It said “b’Hello, TensorFlow!'” which I believe means it works. (Ctrl-Z then Enter will then get you out of Python and back to the Anaconda prompt.) This means that my Python installation of TensorFlow was functional.

Step 5: Install Keras. I tried this:

pip install keras

…but I got the same error message that pip could not be installed or found or imported or something. So I tried this, which seemed to work:

conda install -c conda-forge keras

Step 6: Load them up from within R. First, I opened a 64-bit version of R v3.4.1 and did this:

Step 9: Train the network. THIS TOOK ABOUT 12 MINUTES on a powerful machine with 64GB high-performance RAM. It looks like it worked, but I don’t know how to find or evaluate the results yet.

model %>% fit(train_x, train_y, epochs = 100, batch_size = 128)
loss_and_metrics <- model %>% evaluate(test_x, test_y, batch_size = 128)

I got an error in R which told me to go to the Anaconda prompt (which I did), and type this:

conda install m2w64-toolchain

Then I went back into R and this worked fantastically:

mod <- Sequential()

mod$Add would still not work though, and this is where my patience expired for the evening. I’m pretty happy though — Python is up, keras and tensorflow are up on Python, all three (keras, tensorflow, and kerasR) are up in R, and some tutorials seem to be working.

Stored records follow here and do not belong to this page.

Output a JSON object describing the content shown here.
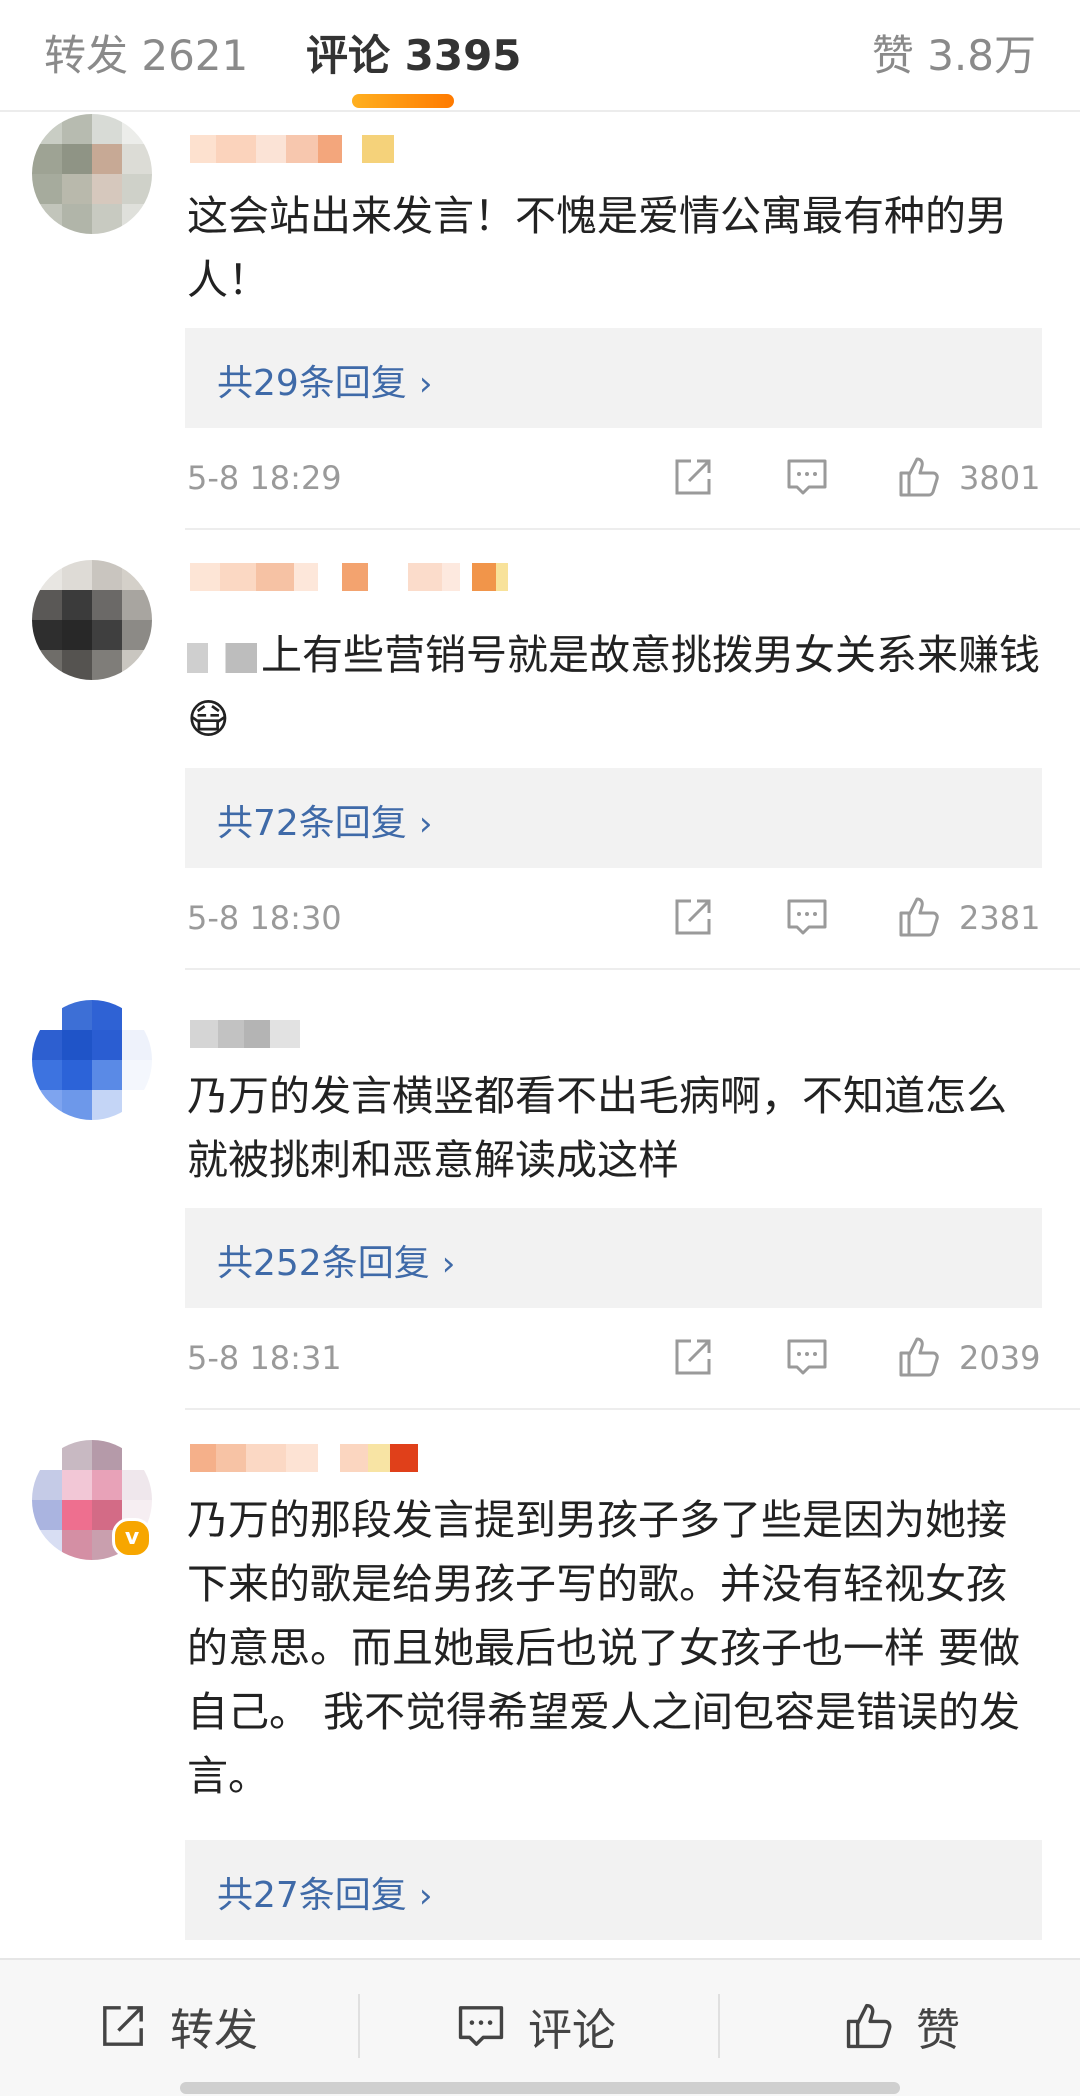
{
  "tabs": {
    "repost": "转发 2621",
    "comment": "评论 3395",
    "like": "赞 3.8万"
  },
  "comments": [
    {
      "text": "这会站出来发言！不愧是爱情公寓最有种的男人！",
      "replies": "共29条回复",
      "time": "5-8 18:29",
      "likes": "3801"
    },
    {
      "text": "上有些营销号就是故意挑拨男女关系来赚钱😷",
      "replies": "共72条回复",
      "time": "5-8 18:30",
      "likes": "2381"
    },
    {
      "text": "乃万的发言横竖都看不出毛病啊，不知道怎么就被挑刺和恶意解读成这样",
      "replies": "共252条回复",
      "time": "5-8 18:31",
      "likes": "2039"
    },
    {
      "text": "乃万的那段发言提到男孩子多了些是因为她接下来的歌是给男孩子写的歌。并没有轻视女孩的意思。而且她最后也说了女孩子也一样 要做自己。 我不觉得希望爱人之间包容是错误的发言。",
      "replies": "共27条回复",
      "badge": "v"
    }
  ],
  "bottombar": {
    "repost": "转发",
    "comment": "评论",
    "like": "赞"
  },
  "colors": {
    "link_blue": "#3f6aa8",
    "accent_orange": "#ff8a00",
    "reply_bg": "#f2f2f2"
  },
  "icons": [
    "share-icon",
    "comment-icon",
    "thumb-up-icon",
    "chevron-right-icon"
  ]
}
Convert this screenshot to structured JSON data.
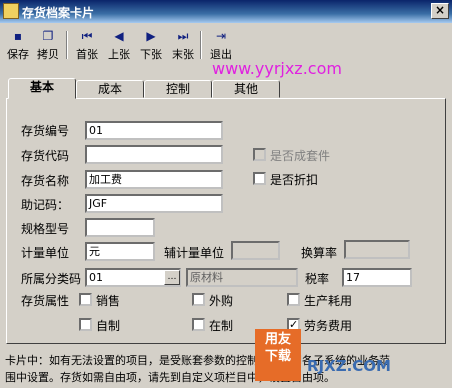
{
  "window": {
    "title": "存货档案卡片",
    "close_glyph": "×"
  },
  "toolbar": {
    "buttons": [
      {
        "label": "保存",
        "icon": "floppy-icon",
        "glyph": "▪"
      },
      {
        "label": "拷贝",
        "icon": "copy-icon",
        "glyph": "❐"
      },
      {
        "label": "首张",
        "icon": "first-record-icon",
        "glyph": "⏮"
      },
      {
        "label": "上张",
        "icon": "previous-record-icon",
        "glyph": "◀"
      },
      {
        "label": "下张",
        "icon": "next-record-icon",
        "glyph": "▶"
      },
      {
        "label": "末张",
        "icon": "last-record-icon",
        "glyph": "⏭"
      },
      {
        "label": "退出",
        "icon": "exit-icon",
        "glyph": "⇥"
      }
    ]
  },
  "watermark": "www.yyrjxz.com",
  "tabs": [
    "基本",
    "成本",
    "控制",
    "其他"
  ],
  "form": {
    "code_label": "存货编号",
    "code_value": "01",
    "alias_label": "存货代码",
    "alias_value": "",
    "set_label": "是否成套件",
    "name_label": "存货名称",
    "name_value": "加工费",
    "discount_label": "是否折扣",
    "mnemonic_label": "助记码：",
    "mnemonic_value": "JGF",
    "spec_label": "规格型号",
    "spec_value": "",
    "unit_label": "计量单位",
    "unit_value": "元",
    "aux_unit_label": "辅计量单位",
    "aux_unit_value": "",
    "rate_label": "换算率",
    "rate_value": "",
    "category_label": "所属分类码",
    "category_code": "01",
    "category_name": "原材料",
    "ref_glyph": "…",
    "tax_label": "税率",
    "tax_value": "17",
    "attr_label": "存货属性",
    "attrs": [
      {
        "label": "销售",
        "checked": false
      },
      {
        "label": "外购",
        "checked": false
      },
      {
        "label": "生产耗用",
        "checked": false
      },
      {
        "label": "自制",
        "checked": false
      },
      {
        "label": "在制",
        "checked": false
      },
      {
        "label": "劳务费用",
        "checked": true
      }
    ]
  },
  "note": {
    "line1": "卡片中：如有无法设置的项目，是受账套参数的控制，请先到各子系统的业务范",
    "line2": "围中设置。存货如需自由项，请先到自定义项栏目中，设置自由项。"
  },
  "logo": {
    "line1": "用友",
    "line2": "下载",
    "side": "RJXZ.COM"
  },
  "colors": {
    "title_start": "#0a246a",
    "title_end": "#a6caf0",
    "watermark": "#e020e0",
    "logo_bg": "#e66c28",
    "face": "#d4d0c8"
  }
}
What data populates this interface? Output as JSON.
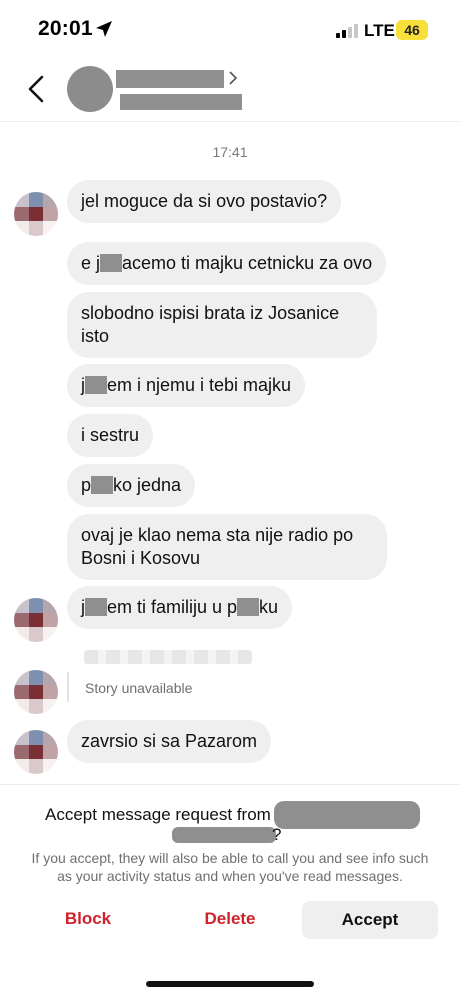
{
  "status_bar": {
    "time": "20:01",
    "network": "LTE",
    "battery": "46"
  },
  "chat": {
    "timestamp": "17:41",
    "messages": [
      {
        "parts": [
          "jel moguce da si ovo postavio?"
        ]
      },
      {
        "parts": [
          "e j",
          "acemo ti majku cetnicku za ovo"
        ]
      },
      {
        "parts": [
          "slobodno ispisi brata iz Josanice isto"
        ]
      },
      {
        "parts": [
          "j",
          "em i njemu i tebi majku"
        ]
      },
      {
        "parts": [
          "i sestru"
        ]
      },
      {
        "parts": [
          "p",
          "ko jedna"
        ]
      },
      {
        "parts": [
          "ovaj je klao nema sta nije radio po Bosni i Kosovu"
        ]
      },
      {
        "parts": [
          "j",
          "em ti familiju u p",
          "ku"
        ]
      },
      {
        "parts": [
          "zavrsio si sa Pazarom"
        ]
      }
    ],
    "story_unavailable": "Story unavailable"
  },
  "request": {
    "title": "Accept message request from",
    "question_mark": "?",
    "info": "If you accept, they will also be able to call you and see info such as your activity status and when you've read messages.",
    "block_label": "Block",
    "delete_label": "Delete",
    "accept_label": "Accept"
  },
  "colors": {
    "danger": "#d0222c",
    "bubble": "#efefef"
  }
}
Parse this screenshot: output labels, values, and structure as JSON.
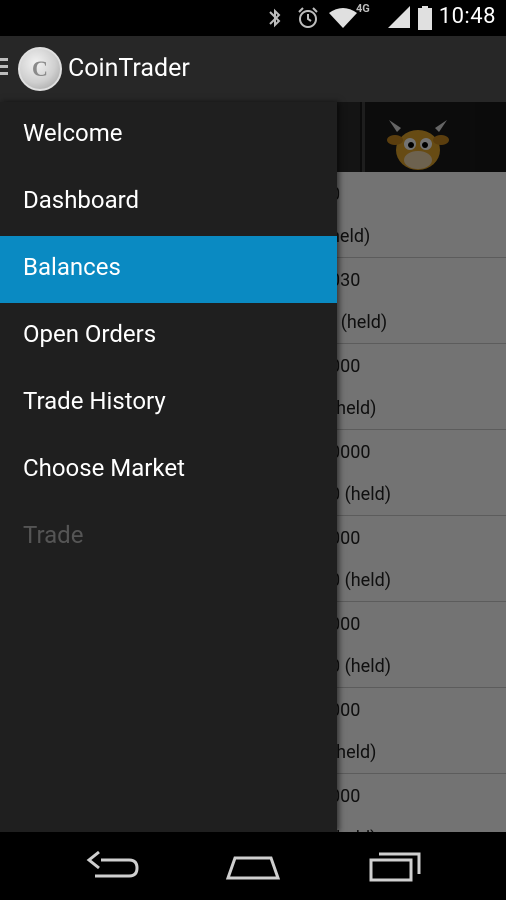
{
  "status_bar": {
    "time": "10:48",
    "network_label": "4G",
    "icons": [
      "bluetooth-icon",
      "alarm-icon",
      "wifi-icon",
      "signal-icon",
      "battery-icon"
    ]
  },
  "action_bar": {
    "app_title": "CoinTrader",
    "logo_glyph": "C"
  },
  "drawer": {
    "items": [
      {
        "label": "Welcome",
        "selected": false,
        "enabled": true
      },
      {
        "label": "Dashboard",
        "selected": false,
        "enabled": true
      },
      {
        "label": "Balances",
        "selected": true,
        "enabled": true
      },
      {
        "label": "Open Orders",
        "selected": false,
        "enabled": true
      },
      {
        "label": "Trade History",
        "selected": false,
        "enabled": true
      },
      {
        "label": "Choose Market",
        "selected": false,
        "enabled": true
      },
      {
        "label": "Trade",
        "selected": false,
        "enabled": false
      }
    ]
  },
  "background_list": {
    "rows": [
      {
        "amount": "0",
        "held": "held)"
      },
      {
        "amount": "030",
        "held": ") (held)"
      },
      {
        "amount": "000",
        "held": " (held)"
      },
      {
        "amount": "0000",
        "held": "0 (held)"
      },
      {
        "amount": "000",
        "held": "0 (held)"
      },
      {
        "amount": "000",
        "held": "0 (held)"
      },
      {
        "amount": "000",
        "held": " (held)"
      },
      {
        "amount": "000",
        "held": "(held)"
      }
    ]
  },
  "colors": {
    "accent": "#0a8ac2",
    "drawer_bg": "#1f1f1f",
    "action_bar_bg": "#272727"
  }
}
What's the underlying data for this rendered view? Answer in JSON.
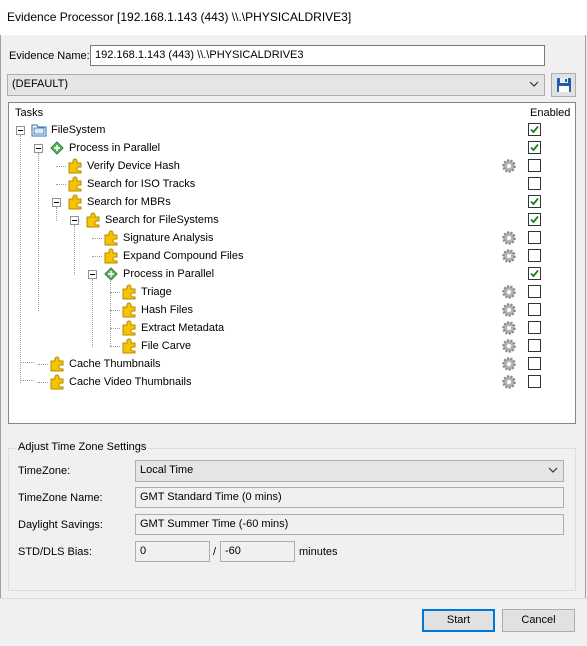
{
  "window": {
    "title": "Evidence Processor [192.168.1.143 (443) \\\\.\\PHYSICALDRIVE3]"
  },
  "evidence": {
    "label": "Evidence Name:",
    "value": "192.168.1.143 (443) \\\\.\\PHYSICALDRIVE3"
  },
  "profile": {
    "selected": "(DEFAULT)"
  },
  "tree": {
    "col_tasks": "Tasks",
    "col_enabled": "Enabled",
    "rows": [
      {
        "label": "FileSystem",
        "icon": "folder-icon",
        "checked": true,
        "gear": false
      },
      {
        "label": "Process in Parallel",
        "icon": "parallel-icon",
        "checked": true,
        "gear": false
      },
      {
        "label": "Verify Device Hash",
        "icon": "puzzle-icon",
        "checked": false,
        "gear": true
      },
      {
        "label": "Search for ISO Tracks",
        "icon": "puzzle-icon",
        "checked": false,
        "gear": false
      },
      {
        "label": "Search for MBRs",
        "icon": "puzzle-icon",
        "checked": true,
        "gear": false
      },
      {
        "label": "Search for FileSystems",
        "icon": "puzzle-icon",
        "checked": true,
        "gear": false
      },
      {
        "label": "Signature Analysis",
        "icon": "puzzle-icon",
        "checked": false,
        "gear": true
      },
      {
        "label": "Expand Compound Files",
        "icon": "puzzle-icon",
        "checked": false,
        "gear": true
      },
      {
        "label": "Process in Parallel",
        "icon": "parallel-icon",
        "checked": true,
        "gear": false
      },
      {
        "label": "Triage",
        "icon": "puzzle-icon",
        "checked": false,
        "gear": true
      },
      {
        "label": "Hash Files",
        "icon": "puzzle-icon",
        "checked": false,
        "gear": true
      },
      {
        "label": "Extract Metadata",
        "icon": "puzzle-icon",
        "checked": false,
        "gear": true
      },
      {
        "label": "File Carve",
        "icon": "puzzle-icon",
        "checked": false,
        "gear": true
      },
      {
        "label": "Cache Thumbnails",
        "icon": "puzzle-icon",
        "checked": false,
        "gear": true
      },
      {
        "label": "Cache Video Thumbnails",
        "icon": "puzzle-icon",
        "checked": false,
        "gear": true
      }
    ]
  },
  "timezone": {
    "group_title": "Adjust Time Zone Settings",
    "tz_label": "TimeZone:",
    "tz_value": "Local Time",
    "name_label": "TimeZone Name:",
    "name_value": "GMT Standard Time (0 mins)",
    "dst_label": "Daylight Savings:",
    "dst_value": "GMT Summer Time (-60 mins)",
    "bias_label": "STD/DLS Bias:",
    "bias_std": "0",
    "bias_sep": "/",
    "bias_dls": "-60",
    "bias_unit": "minutes"
  },
  "buttons": {
    "start": "Start",
    "cancel": "Cancel"
  },
  "colors": {
    "accent": "#0078d7",
    "check": "#1a7f1a",
    "save_icon": "#1e5fa8"
  }
}
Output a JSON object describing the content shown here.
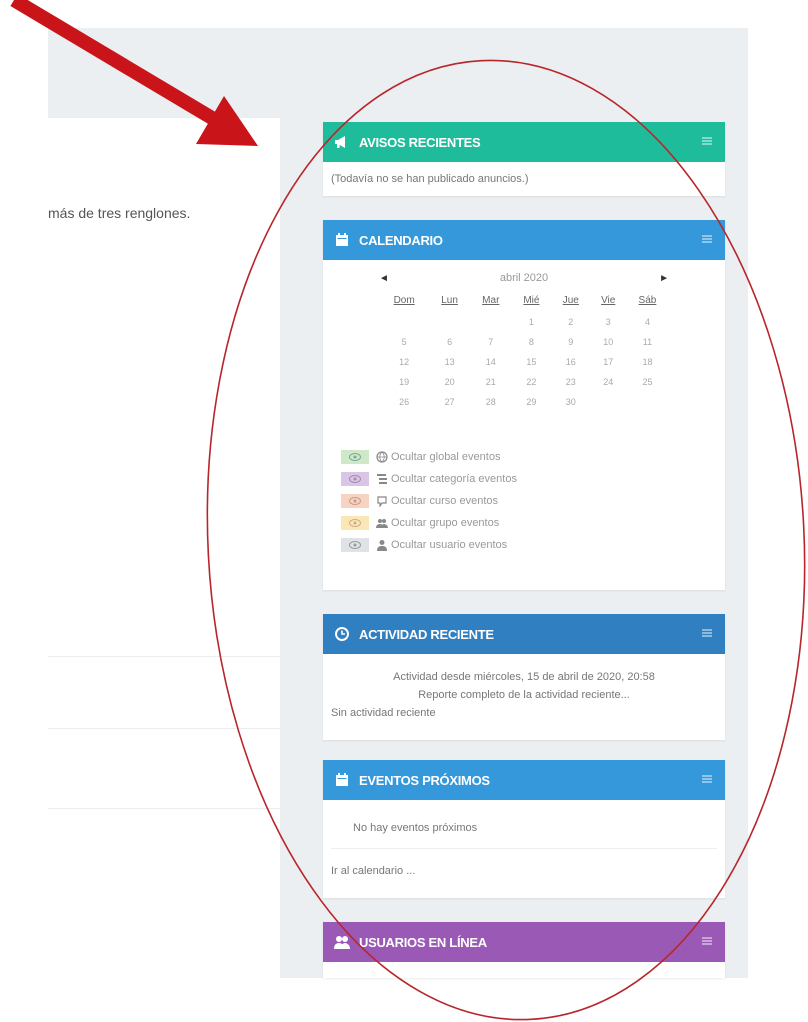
{
  "main": {
    "text_fragment": "más de tres renglones."
  },
  "colors": {
    "avisos": "#1fbc9c",
    "calendario": "#3498db",
    "actividad": "#2f7fc1",
    "eventos": "#3498db",
    "usuarios": "#9b59b6",
    "arrow": "#c9141a",
    "ellipse": "#b7262b"
  },
  "avisos": {
    "title": "AVISOS RECIENTES",
    "icon": "megaphone-icon",
    "empty_text": "(Todavía no se han publicado anuncios.)"
  },
  "calendario": {
    "title": "CALENDARIO",
    "icon": "calendar-icon",
    "month": "abril 2020",
    "prev": "◄",
    "next": "►",
    "weekdays": [
      "Dom",
      "Lun",
      "Mar",
      "Mié",
      "Jue",
      "Vie",
      "Sáb"
    ],
    "weeks": [
      [
        "",
        "",
        "",
        "1",
        "2",
        "3",
        "4"
      ],
      [
        "5",
        "6",
        "7",
        "8",
        "9",
        "10",
        "11"
      ],
      [
        "12",
        "13",
        "14",
        "15",
        "16",
        "17",
        "18"
      ],
      [
        "19",
        "20",
        "21",
        "22",
        "23",
        "24",
        "25"
      ],
      [
        "26",
        "27",
        "28",
        "29",
        "30",
        "",
        ""
      ]
    ],
    "legend": [
      {
        "label": "Ocultar global eventos",
        "icon": "globe-icon",
        "color": "#cfe9c8"
      },
      {
        "label": "Ocultar categoría eventos",
        "icon": "category-icon",
        "color": "#d9c6e6"
      },
      {
        "label": "Ocultar curso eventos",
        "icon": "course-icon",
        "color": "#f6d3c2"
      },
      {
        "label": "Ocultar grupo eventos",
        "icon": "group-icon",
        "color": "#fbe7b5"
      },
      {
        "label": "Ocultar usuario eventos",
        "icon": "user-icon",
        "color": "#dfe3e6"
      }
    ]
  },
  "actividad": {
    "title": "ACTIVIDAD RECIENTE",
    "icon": "clock-icon",
    "since": "Actividad desde miércoles, 15 de abril de 2020, 20:58",
    "report_link": "Reporte completo de la actividad reciente...",
    "none": "Sin actividad reciente"
  },
  "eventos": {
    "title": "EVENTOS PRÓXIMOS",
    "icon": "calendar-icon",
    "none": "No hay eventos próximos",
    "link": "Ir al calendario ..."
  },
  "usuarios": {
    "title": "USUARIOS EN LÍNEA",
    "icon": "users-icon"
  }
}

Every student learns how to look up areas under the normal curve using Z-Score tables in their first statistics class. But what is less commonly covered, especially in courses where calculus is not a prerequisite, is where those Z-Score tables come from: figuring out the area under the normal curve for all possible places you could chop it into two, then making a table from it.

You get the z-score by evaluating the integral of the equation for the bell-shaped normal curve, usually from -Inf to the z-score of interest. This is the same thing that the R command pnorm does when you provide it with a z-score. Here is the slide presentation I put together to explain the use and origin of the Z-Score table, and how it relates to pnorm and qnorm (the command that lets you input an area to find the z-score at which the area to the left is swiped out). It’s free to use under Creative Commons, and is part of the course materials that is available for use with this 2017 book.

One of the fun things I did was to make my own z-score table in R. I don’t know why anyone would WANT to do this — they are easy to find in books, and online, and if you know how to use pnorm and qnorm, you don’t need one at all. But, you can, and here’s how.

First, let’s create a z-score table just with left-tail areas. Using symmetry, we can also use this to get any areas in the right tail, because the area to the left of any -z is the same as any area to the right of any +z. Even though the z-score table contains areas in its cells, our first step is to create a table just of the z-scores that correspond to each cell:

Now that we have slots for all the z-scores, we can use pnorm to transform all those values into the areas that are swiped out to the left of that z-score. This part is easy, and only takes one line. The remaining three lines format and display the z-score table: